(Record excerpts)
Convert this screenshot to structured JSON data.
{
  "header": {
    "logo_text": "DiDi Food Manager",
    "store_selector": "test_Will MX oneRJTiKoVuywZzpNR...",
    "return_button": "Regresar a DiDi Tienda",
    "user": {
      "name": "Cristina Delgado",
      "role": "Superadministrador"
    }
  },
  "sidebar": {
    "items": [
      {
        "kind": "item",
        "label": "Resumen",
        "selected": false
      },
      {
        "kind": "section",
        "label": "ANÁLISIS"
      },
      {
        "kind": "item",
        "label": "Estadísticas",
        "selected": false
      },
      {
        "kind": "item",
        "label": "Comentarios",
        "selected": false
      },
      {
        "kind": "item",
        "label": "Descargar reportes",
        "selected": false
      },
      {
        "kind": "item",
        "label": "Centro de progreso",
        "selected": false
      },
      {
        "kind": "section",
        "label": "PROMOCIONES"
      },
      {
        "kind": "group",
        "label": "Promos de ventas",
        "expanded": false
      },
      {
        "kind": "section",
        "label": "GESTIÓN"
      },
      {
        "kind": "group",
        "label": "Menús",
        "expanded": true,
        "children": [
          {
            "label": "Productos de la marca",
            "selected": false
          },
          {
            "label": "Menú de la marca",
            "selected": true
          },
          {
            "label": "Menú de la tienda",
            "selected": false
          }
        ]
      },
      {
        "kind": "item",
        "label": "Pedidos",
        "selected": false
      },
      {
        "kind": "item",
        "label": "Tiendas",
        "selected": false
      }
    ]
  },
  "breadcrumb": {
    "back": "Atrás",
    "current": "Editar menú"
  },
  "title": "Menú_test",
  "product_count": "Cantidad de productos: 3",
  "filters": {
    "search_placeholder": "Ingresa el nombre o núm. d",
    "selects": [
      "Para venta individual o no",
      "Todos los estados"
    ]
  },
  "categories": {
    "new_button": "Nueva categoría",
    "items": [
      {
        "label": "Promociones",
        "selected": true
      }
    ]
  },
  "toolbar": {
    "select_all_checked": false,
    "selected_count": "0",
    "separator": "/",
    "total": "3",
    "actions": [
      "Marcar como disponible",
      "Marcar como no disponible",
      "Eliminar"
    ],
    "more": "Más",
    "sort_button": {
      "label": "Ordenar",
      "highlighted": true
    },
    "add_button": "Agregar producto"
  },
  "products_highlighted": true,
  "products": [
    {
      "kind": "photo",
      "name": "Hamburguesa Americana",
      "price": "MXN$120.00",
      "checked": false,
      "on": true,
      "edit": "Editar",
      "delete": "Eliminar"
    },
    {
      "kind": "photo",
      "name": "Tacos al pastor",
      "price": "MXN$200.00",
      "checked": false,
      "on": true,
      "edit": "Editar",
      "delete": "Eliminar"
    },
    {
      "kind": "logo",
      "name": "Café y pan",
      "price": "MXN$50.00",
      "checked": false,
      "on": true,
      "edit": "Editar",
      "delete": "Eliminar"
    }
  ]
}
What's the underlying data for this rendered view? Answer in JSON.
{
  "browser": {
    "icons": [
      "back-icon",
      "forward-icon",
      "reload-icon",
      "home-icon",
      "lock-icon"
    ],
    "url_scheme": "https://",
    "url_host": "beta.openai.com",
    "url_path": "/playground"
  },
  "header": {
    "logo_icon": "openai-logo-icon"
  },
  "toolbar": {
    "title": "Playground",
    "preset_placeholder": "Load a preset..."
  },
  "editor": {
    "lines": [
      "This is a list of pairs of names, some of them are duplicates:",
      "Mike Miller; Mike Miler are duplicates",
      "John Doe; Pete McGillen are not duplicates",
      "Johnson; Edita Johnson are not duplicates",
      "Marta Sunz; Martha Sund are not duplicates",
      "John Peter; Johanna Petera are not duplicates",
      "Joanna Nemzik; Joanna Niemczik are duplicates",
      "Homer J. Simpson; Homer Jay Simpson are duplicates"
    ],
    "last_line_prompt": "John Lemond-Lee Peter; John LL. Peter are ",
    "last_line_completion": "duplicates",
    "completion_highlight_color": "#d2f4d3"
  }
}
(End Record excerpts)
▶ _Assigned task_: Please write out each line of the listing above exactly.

▶ _Solution below_:
Convert this screenshot to structured JSON data.
{
  "header": {
    "logo_text": "DiDi Food Manager",
    "store_selector": "test_Will MX oneRJTiKoVuywZzpNR...",
    "return_button": "Regresar a DiDi Tienda",
    "user": {
      "name": "Cristina Delgado",
      "role": "Superadministrador"
    }
  },
  "sidebar": {
    "items": [
      {
        "kind": "item",
        "label": "Resumen",
        "selected": false
      },
      {
        "kind": "section",
        "label": "ANÁLISIS"
      },
      {
        "kind": "item",
        "label": "Estadísticas",
        "selected": false
      },
      {
        "kind": "item",
        "label": "Comentarios",
        "selected": false
      },
      {
        "kind": "item",
        "label": "Descargar reportes",
        "selected": false
      },
      {
        "kind": "item",
        "label": "Centro de progreso",
        "selected": false
      },
      {
        "kind": "section",
        "label": "PROMOCIONES"
      },
      {
        "kind": "group",
        "label": "Promos de ventas",
        "expanded": false
      },
      {
        "kind": "section",
        "label": "GESTIÓN"
      },
      {
        "kind": "group",
        "label": "Menús",
        "expanded": true,
        "children": [
          {
            "label": "Productos de la marca",
            "selected": false
          },
          {
            "label": "Menú de la marca",
            "selected": true
          },
          {
            "label": "Menú de la tienda",
            "selected": false
          }
        ]
      },
      {
        "kind": "item",
        "label": "Pedidos",
        "selected": false
      },
      {
        "kind": "item",
        "label": "Tiendas",
        "selected": false
      }
    ]
  },
  "breadcrumb": {
    "back": "Atrás",
    "current": "Editar menú"
  },
  "title": "Menú_test",
  "product_count": "Cantidad de productos: 3",
  "filters": {
    "search_placeholder": "Ingresa el nombre o núm. d",
    "selects": [
      "Para venta individual o no",
      "Todos los estados"
    ]
  },
  "categories": {
    "new_button": "Nueva categoría",
    "items": [
      {
        "label": "Promociones",
        "selected": true
      }
    ]
  },
  "toolbar": {
    "select_all_checked": false,
    "selected_count": "0",
    "separator": "/",
    "total": "3",
    "actions": [
      "Marcar como disponible",
      "Marcar como no disponible",
      "Eliminar"
    ],
    "more": "Más",
    "sort_button": {
      "label": "Ordenar",
      "highlighted": true
    },
    "add_button": "Agregar producto"
  },
  "products_highlighted": true,
  "products": [
    {
      "kind": "photo",
      "name": "Hamburguesa Americana",
      "price": "MXN$120.00",
      "checked": false,
      "on": true,
      "edit": "Editar",
      "delete": "Eliminar"
    },
    {
      "kind": "photo",
      "name": "Tacos al pastor",
      "price": "MXN$200.00",
      "checked": false,
      "on": true,
      "edit": "Editar",
      "delete": "Eliminar"
    },
    {
      "kind": "logo",
      "name": "Café y pan",
      "price": "MXN$50.00",
      "checked": false,
      "on": true,
      "edit": "Editar",
      "delete": "Eliminar"
    }
  ]
}
What's the underlying data for this rendered view? Answer in JSON.
{
  "browser": {
    "icons": [
      "back-icon",
      "forward-icon",
      "reload-icon",
      "home-icon",
      "lock-icon"
    ],
    "url_scheme": "https://",
    "url_host": "beta.openai.com",
    "url_path": "/playground"
  },
  "header": {
    "logo_icon": "openai-logo-icon"
  },
  "toolbar": {
    "title": "Playground",
    "preset_placeholder": "Load a preset..."
  },
  "editor": {
    "lines": [
      "This is a list of pairs of names, some of them are duplicates:",
      "Mike Miller; Mike Miler are duplicates",
      "John Doe; Pete McGillen are not duplicates",
      "Johnson; Edita Johnson are not duplicates",
      "Marta Sunz; Martha Sund are not duplicates",
      "John Peter; Johanna Petera are not duplicates",
      "Joanna Nemzik; Joanna Niemczik are duplicates",
      "Homer J. Simpson; Homer Jay Simpson are duplicates"
    ],
    "last_line_prompt": "John Lemond-Lee Peter; John LL. Peter are ",
    "last_line_completion": "duplicates",
    "completion_highlight_color": "#d2f4d3"
  }
}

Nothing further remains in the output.